    Studying with The Open University can boost your employability. OU courses are recognised and respected by employers for their excellence and the commitment they take to complete. They also value the skills that students learn and can apply in the workplace.

    More than one in ten OU students are sponsored by their employer, and over 30,000 employers have used the OU to develop staff so far. If the module you’ve chosen is geared towards your job or developing your career, you could approach your employer to see if they will sponsor you by paying some or all of the fees. 

    • Your employer just needs to complete a simple form to confirm how much they will be paying and we will invoice them.
    • You won’t need to get your employer to complete the form until after you’ve chosen your module.  

    Credit/debit card

    You can pay part or all of your tuition fees upfront with a debit or credit card when you register for each module. 

    We accept American Express, Maestro (UK only), Mastercard, Visa/Delta and Visa Electron. 

    Mixed payments

    We know that sometimes you may want to combine payment options. For example, you may wish to pay part of your tuition fee with a debit card and pay the remainder in instalments through an Open University Student Budget Account (OUSBA).


    For more information about combining payment options, speak to an adviser or book a call back at a time convenient to you.


    Please note: your permanent address/domicile will affect your fee status and therefore the fees you are charged and any financial support available to you. The fees and funding information provided here is valid for modules starting before 31 July 2019. Fees normally increase annually in line with inflation and the University's strategic approach to fees. 

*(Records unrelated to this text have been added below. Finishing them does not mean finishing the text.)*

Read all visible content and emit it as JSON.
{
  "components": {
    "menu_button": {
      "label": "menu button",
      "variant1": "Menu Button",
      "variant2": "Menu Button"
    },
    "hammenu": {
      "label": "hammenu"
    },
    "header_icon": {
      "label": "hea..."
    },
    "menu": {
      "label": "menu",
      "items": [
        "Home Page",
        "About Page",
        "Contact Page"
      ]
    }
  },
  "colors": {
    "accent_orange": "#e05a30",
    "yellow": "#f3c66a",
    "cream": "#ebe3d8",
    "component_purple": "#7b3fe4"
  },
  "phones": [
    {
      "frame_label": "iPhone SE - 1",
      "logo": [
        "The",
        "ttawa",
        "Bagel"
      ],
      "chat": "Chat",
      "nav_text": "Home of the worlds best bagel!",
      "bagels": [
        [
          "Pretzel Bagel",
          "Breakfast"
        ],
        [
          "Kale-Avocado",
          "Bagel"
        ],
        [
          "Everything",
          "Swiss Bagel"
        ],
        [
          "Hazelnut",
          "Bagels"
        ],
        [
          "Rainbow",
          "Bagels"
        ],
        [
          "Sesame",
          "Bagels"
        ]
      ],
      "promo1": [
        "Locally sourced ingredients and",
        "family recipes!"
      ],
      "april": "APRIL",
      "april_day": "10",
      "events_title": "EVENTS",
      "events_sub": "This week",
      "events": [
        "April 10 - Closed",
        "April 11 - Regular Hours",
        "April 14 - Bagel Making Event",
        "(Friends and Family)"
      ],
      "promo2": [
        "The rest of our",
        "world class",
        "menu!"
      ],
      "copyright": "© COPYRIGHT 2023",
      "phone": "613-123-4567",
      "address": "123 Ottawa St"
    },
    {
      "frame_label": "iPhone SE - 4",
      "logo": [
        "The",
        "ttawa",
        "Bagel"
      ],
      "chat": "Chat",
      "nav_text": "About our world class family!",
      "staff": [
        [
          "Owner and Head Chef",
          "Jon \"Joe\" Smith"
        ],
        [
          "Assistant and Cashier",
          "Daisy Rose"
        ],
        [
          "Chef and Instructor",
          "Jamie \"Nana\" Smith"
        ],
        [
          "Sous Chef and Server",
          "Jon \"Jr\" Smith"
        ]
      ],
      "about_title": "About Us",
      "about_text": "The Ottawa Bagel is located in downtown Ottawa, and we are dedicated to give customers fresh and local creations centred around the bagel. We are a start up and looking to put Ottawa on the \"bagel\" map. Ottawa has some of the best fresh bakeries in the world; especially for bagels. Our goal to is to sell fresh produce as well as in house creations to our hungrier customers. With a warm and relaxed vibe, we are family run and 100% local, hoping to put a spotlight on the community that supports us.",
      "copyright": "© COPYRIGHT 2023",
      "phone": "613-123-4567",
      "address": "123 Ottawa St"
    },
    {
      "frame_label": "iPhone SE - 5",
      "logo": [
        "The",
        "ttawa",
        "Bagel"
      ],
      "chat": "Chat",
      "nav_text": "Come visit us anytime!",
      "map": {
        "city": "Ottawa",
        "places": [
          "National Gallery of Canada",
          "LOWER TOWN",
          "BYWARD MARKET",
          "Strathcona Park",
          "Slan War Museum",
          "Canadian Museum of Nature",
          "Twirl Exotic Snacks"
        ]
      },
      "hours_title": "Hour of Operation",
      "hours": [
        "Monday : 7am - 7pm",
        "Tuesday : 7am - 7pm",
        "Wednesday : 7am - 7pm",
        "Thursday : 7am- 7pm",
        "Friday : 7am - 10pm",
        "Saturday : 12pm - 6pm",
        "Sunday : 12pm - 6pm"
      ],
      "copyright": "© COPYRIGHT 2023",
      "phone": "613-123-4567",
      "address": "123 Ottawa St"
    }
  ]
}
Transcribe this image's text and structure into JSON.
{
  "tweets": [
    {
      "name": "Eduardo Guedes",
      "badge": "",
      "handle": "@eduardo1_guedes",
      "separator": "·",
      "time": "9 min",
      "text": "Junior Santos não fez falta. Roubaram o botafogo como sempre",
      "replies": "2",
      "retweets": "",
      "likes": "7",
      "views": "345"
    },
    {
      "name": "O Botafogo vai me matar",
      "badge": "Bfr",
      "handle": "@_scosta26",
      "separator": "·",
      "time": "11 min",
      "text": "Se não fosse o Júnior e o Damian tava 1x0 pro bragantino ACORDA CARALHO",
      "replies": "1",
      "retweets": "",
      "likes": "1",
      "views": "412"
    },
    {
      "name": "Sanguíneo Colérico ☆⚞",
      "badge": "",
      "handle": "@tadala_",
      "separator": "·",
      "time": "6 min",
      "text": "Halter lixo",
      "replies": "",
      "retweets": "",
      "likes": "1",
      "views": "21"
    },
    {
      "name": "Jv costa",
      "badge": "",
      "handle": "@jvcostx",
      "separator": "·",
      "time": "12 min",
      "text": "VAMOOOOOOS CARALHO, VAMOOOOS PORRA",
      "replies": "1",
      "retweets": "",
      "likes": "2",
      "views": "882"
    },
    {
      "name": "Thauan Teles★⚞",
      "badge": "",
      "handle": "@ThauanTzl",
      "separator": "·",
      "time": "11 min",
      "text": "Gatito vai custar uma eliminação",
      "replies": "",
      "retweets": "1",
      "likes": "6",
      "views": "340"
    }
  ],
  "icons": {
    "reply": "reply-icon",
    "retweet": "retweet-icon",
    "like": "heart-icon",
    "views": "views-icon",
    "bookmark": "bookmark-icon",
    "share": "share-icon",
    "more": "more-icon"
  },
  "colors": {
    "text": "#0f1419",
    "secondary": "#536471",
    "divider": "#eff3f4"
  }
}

    This information was provided on 15/08/2018.

    What's included

    Three module books, Readings and Resources Book, Language Reference Book; a website including a study planner, module guide, assessment material, audio recordings, additional resources, online tools and activities and electronic versions of the printed study materials.

    Computing requirements

    A computing device with a browser and broadband internet access is required for this module.  Any modern browser will be suitable for most computer activities. Functionality may be limited on mobile devices.

    Any additional software will be provided, or is generally freely available. However, some activities may have more specific requirements. For this reason, you will need to be able to install and run additional software on a device that meets the requirements below.

    A desktop or laptop computer with either:

    • Windows 7 or higher
    • macOS 10.7 or higher

    The screen of the device must have a resolution of at least 1024 pixels horizontally and 768 pixels vertically.

    To participate in our online-discussion area you will need both a microphone and speakers/headphones. 

    Our Skills for OU study website has further information including computing skills for study, computer security, acquiring a computer and Microsoft software offers for students. 

    Materials to buy

    Set books

    • Virgil: West, D. (trans.) The Aeneid Penguin £10.99 - ISBN 9780140449327
    • Livy: Warrior, V.M. (trans.) The History of Rome Books 1-5 Hackett Publishing Company £13.99 - ISBN 9780872207233

    If you have a disability

    The OU strives to make all aspects of study accessible to everyone and this Accessibility Statement outlines what studying A276 involves. You should use this information to inform your study preparations and any discussions with us about how we can meet your needs.

    To find out more about what kind of support and adjustments might be available, contact us or visit our Overcoming barriers to study if you have a disability or health condition website.